■ YOUR OBJECTIVE: Verbatim copy without images: repeat the records in full.

Recorded data:
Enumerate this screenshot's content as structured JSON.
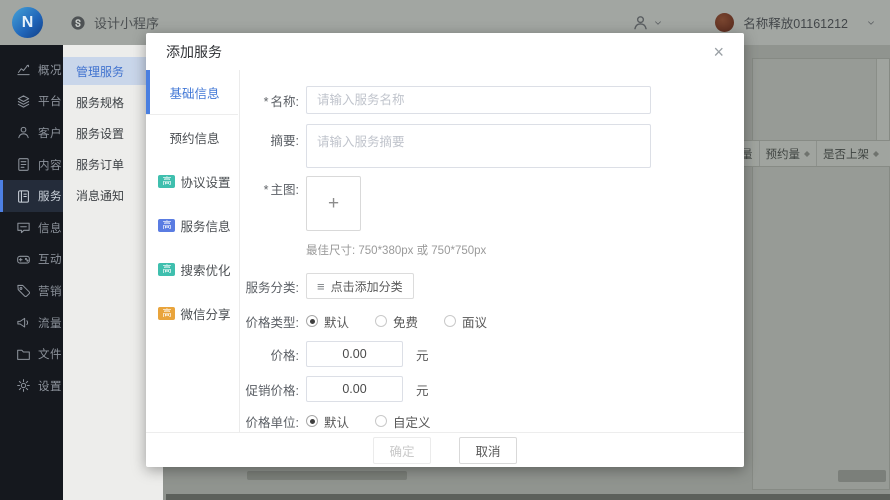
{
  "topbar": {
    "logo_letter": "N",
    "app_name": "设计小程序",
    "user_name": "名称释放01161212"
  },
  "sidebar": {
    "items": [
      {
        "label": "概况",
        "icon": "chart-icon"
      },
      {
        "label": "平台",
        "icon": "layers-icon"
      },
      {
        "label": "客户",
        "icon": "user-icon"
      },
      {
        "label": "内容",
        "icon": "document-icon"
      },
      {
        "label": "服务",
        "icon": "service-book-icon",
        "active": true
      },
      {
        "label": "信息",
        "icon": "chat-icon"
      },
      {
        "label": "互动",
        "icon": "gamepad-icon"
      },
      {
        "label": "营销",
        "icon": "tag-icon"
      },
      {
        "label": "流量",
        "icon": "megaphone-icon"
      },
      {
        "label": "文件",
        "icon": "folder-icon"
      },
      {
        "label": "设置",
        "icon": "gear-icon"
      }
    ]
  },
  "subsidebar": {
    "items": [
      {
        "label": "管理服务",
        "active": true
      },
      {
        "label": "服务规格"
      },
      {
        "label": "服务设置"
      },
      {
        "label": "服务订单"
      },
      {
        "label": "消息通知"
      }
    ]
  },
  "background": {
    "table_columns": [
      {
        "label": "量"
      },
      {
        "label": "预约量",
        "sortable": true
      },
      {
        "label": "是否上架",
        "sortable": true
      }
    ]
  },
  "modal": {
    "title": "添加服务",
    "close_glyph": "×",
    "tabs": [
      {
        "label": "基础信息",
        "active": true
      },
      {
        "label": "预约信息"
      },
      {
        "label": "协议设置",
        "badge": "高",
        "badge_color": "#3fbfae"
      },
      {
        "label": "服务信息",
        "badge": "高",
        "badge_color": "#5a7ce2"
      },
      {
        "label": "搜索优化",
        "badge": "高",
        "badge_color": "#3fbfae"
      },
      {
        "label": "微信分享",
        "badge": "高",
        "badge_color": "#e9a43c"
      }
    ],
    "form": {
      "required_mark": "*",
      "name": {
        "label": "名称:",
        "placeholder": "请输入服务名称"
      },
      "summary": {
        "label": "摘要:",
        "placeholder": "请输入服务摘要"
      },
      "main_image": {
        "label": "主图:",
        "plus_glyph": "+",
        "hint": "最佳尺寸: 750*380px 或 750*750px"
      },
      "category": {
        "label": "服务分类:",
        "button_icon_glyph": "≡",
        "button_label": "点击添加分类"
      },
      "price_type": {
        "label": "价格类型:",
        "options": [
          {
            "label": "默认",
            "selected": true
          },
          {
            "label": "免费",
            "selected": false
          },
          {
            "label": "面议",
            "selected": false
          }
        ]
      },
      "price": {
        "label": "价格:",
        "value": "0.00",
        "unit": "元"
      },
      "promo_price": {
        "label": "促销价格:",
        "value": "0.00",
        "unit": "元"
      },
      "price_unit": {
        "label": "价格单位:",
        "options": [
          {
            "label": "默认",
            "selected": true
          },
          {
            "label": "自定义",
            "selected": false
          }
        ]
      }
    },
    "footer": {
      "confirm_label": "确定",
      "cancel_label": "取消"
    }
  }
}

■ ANSWER SECTION:
Enumerate this screenshot's content as structured JSON.
{
  "topbar": {
    "logo_letter": "N",
    "app_name": "设计小程序",
    "user_name": "名称释放01161212"
  },
  "sidebar": {
    "items": [
      {
        "label": "概况",
        "icon": "chart-icon"
      },
      {
        "label": "平台",
        "icon": "layers-icon"
      },
      {
        "label": "客户",
        "icon": "user-icon"
      },
      {
        "label": "内容",
        "icon": "document-icon"
      },
      {
        "label": "服务",
        "icon": "service-book-icon",
        "active": true
      },
      {
        "label": "信息",
        "icon": "chat-icon"
      },
      {
        "label": "互动",
        "icon": "gamepad-icon"
      },
      {
        "label": "营销",
        "icon": "tag-icon"
      },
      {
        "label": "流量",
        "icon": "megaphone-icon"
      },
      {
        "label": "文件",
        "icon": "folder-icon"
      },
      {
        "label": "设置",
        "icon": "gear-icon"
      }
    ]
  },
  "subsidebar": {
    "items": [
      {
        "label": "管理服务",
        "active": true
      },
      {
        "label": "服务规格"
      },
      {
        "label": "服务设置"
      },
      {
        "label": "服务订单"
      },
      {
        "label": "消息通知"
      }
    ]
  },
  "background": {
    "table_columns": [
      {
        "label": "量"
      },
      {
        "label": "预约量",
        "sortable": true
      },
      {
        "label": "是否上架",
        "sortable": true
      }
    ]
  },
  "modal": {
    "title": "添加服务",
    "close_glyph": "×",
    "tabs": [
      {
        "label": "基础信息",
        "active": true
      },
      {
        "label": "预约信息"
      },
      {
        "label": "协议设置",
        "badge": "高",
        "badge_color": "#3fbfae"
      },
      {
        "label": "服务信息",
        "badge": "高",
        "badge_color": "#5a7ce2"
      },
      {
        "label": "搜索优化",
        "badge": "高",
        "badge_color": "#3fbfae"
      },
      {
        "label": "微信分享",
        "badge": "高",
        "badge_color": "#e9a43c"
      }
    ],
    "form": {
      "required_mark": "*",
      "name": {
        "label": "名称:",
        "placeholder": "请输入服务名称"
      },
      "summary": {
        "label": "摘要:",
        "placeholder": "请输入服务摘要"
      },
      "main_image": {
        "label": "主图:",
        "plus_glyph": "+",
        "hint": "最佳尺寸: 750*380px 或 750*750px"
      },
      "category": {
        "label": "服务分类:",
        "button_icon_glyph": "≡",
        "button_label": "点击添加分类"
      },
      "price_type": {
        "label": "价格类型:",
        "options": [
          {
            "label": "默认",
            "selected": true
          },
          {
            "label": "免费",
            "selected": false
          },
          {
            "label": "面议",
            "selected": false
          }
        ]
      },
      "price": {
        "label": "价格:",
        "value": "0.00",
        "unit": "元"
      },
      "promo_price": {
        "label": "促销价格:",
        "value": "0.00",
        "unit": "元"
      },
      "price_unit": {
        "label": "价格单位:",
        "options": [
          {
            "label": "默认",
            "selected": true
          },
          {
            "label": "自定义",
            "selected": false
          }
        ]
      }
    },
    "footer": {
      "confirm_label": "确定",
      "cancel_label": "取消"
    }
  }
}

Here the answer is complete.